Whenever the string "save" turns up in a line below, that line should be copied.

Component data from apps and pages

------

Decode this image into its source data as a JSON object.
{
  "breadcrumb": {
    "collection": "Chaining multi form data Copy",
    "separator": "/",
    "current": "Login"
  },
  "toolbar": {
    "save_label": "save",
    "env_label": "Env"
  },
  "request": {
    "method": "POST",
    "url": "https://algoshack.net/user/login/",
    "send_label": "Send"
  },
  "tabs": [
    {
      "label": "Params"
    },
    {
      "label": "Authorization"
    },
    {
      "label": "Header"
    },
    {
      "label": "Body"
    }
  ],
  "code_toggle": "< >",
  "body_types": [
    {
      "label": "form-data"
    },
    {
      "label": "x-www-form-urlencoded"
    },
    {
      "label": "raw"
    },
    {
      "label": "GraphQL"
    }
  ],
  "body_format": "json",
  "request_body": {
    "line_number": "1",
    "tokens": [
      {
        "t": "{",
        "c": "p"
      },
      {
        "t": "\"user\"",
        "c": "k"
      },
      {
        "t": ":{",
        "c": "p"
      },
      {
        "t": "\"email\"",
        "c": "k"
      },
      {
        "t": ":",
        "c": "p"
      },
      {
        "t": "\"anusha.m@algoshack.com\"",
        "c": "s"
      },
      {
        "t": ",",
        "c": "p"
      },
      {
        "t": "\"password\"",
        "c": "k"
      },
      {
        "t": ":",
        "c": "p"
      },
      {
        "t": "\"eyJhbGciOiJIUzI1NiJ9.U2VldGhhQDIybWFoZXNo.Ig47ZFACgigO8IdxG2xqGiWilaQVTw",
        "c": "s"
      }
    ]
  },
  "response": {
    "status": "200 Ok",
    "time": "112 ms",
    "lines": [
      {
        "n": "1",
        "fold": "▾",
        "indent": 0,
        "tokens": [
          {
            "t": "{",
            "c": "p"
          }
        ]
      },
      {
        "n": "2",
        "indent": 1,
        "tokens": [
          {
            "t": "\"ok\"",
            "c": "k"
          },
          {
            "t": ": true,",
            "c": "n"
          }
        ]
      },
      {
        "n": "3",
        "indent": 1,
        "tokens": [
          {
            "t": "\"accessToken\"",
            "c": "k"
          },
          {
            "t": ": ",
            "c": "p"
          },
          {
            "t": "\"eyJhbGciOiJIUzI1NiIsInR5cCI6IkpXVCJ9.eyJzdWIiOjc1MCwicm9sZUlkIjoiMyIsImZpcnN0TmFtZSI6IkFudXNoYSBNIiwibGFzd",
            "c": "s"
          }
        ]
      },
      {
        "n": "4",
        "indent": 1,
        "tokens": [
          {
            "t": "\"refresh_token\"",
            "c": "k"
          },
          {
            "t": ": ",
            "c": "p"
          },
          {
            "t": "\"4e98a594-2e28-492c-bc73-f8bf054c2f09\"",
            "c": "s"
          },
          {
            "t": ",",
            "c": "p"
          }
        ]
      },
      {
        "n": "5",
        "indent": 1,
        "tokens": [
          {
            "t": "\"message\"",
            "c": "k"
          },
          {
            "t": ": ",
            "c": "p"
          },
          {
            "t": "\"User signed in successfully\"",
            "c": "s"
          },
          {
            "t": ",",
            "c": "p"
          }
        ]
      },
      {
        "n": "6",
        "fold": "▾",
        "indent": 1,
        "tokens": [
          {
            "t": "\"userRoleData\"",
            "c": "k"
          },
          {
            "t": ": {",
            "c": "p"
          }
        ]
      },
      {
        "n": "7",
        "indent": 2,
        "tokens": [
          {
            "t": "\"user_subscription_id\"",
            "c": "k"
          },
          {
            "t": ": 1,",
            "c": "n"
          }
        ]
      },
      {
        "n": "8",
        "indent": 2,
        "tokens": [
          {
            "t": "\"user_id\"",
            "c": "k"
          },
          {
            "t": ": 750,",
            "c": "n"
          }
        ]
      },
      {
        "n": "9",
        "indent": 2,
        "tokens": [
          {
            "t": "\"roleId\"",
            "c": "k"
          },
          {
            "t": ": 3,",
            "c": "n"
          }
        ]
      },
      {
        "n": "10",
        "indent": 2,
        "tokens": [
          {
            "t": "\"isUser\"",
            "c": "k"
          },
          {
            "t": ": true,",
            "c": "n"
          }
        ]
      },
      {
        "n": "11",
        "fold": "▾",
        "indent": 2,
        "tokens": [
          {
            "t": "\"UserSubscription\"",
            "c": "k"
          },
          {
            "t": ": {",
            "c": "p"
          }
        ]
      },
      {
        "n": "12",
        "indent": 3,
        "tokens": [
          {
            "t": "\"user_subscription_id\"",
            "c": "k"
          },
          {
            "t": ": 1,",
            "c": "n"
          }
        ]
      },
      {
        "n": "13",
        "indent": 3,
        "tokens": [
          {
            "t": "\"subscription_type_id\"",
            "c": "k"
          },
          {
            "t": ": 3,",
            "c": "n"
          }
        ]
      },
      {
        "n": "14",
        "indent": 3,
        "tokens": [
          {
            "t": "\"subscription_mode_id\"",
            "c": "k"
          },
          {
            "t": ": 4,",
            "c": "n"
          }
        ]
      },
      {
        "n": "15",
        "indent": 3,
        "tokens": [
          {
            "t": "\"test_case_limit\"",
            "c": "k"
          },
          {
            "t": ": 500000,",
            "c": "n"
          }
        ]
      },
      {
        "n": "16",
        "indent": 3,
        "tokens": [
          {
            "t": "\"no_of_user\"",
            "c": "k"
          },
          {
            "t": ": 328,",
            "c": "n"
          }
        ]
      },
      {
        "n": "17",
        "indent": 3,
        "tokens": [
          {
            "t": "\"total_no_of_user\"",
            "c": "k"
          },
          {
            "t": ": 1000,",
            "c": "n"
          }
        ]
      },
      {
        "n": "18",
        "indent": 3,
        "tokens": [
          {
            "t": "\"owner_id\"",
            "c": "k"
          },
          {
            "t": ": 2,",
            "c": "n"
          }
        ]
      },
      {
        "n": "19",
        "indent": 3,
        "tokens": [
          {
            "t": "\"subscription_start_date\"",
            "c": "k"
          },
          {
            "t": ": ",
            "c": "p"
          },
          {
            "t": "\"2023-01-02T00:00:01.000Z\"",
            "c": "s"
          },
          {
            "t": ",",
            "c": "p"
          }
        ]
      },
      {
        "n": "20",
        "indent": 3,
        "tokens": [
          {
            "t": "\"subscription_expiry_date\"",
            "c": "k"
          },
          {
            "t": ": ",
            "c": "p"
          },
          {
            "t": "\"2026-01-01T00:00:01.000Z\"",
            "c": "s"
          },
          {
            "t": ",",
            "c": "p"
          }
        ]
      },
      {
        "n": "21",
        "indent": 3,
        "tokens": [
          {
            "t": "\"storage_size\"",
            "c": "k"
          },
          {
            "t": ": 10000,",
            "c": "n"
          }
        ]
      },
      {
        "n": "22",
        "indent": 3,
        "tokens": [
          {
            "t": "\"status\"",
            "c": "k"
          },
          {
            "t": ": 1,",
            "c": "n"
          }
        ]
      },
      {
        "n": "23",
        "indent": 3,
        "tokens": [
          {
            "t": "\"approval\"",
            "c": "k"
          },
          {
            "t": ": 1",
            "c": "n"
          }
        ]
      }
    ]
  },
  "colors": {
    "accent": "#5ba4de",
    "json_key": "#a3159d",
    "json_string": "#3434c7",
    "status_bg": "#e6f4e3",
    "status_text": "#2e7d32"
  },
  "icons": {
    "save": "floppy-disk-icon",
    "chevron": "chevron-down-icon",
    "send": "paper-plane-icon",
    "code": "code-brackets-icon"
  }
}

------

Output for this task:
    "save_label": "save",
    "save": "floppy-disk-icon",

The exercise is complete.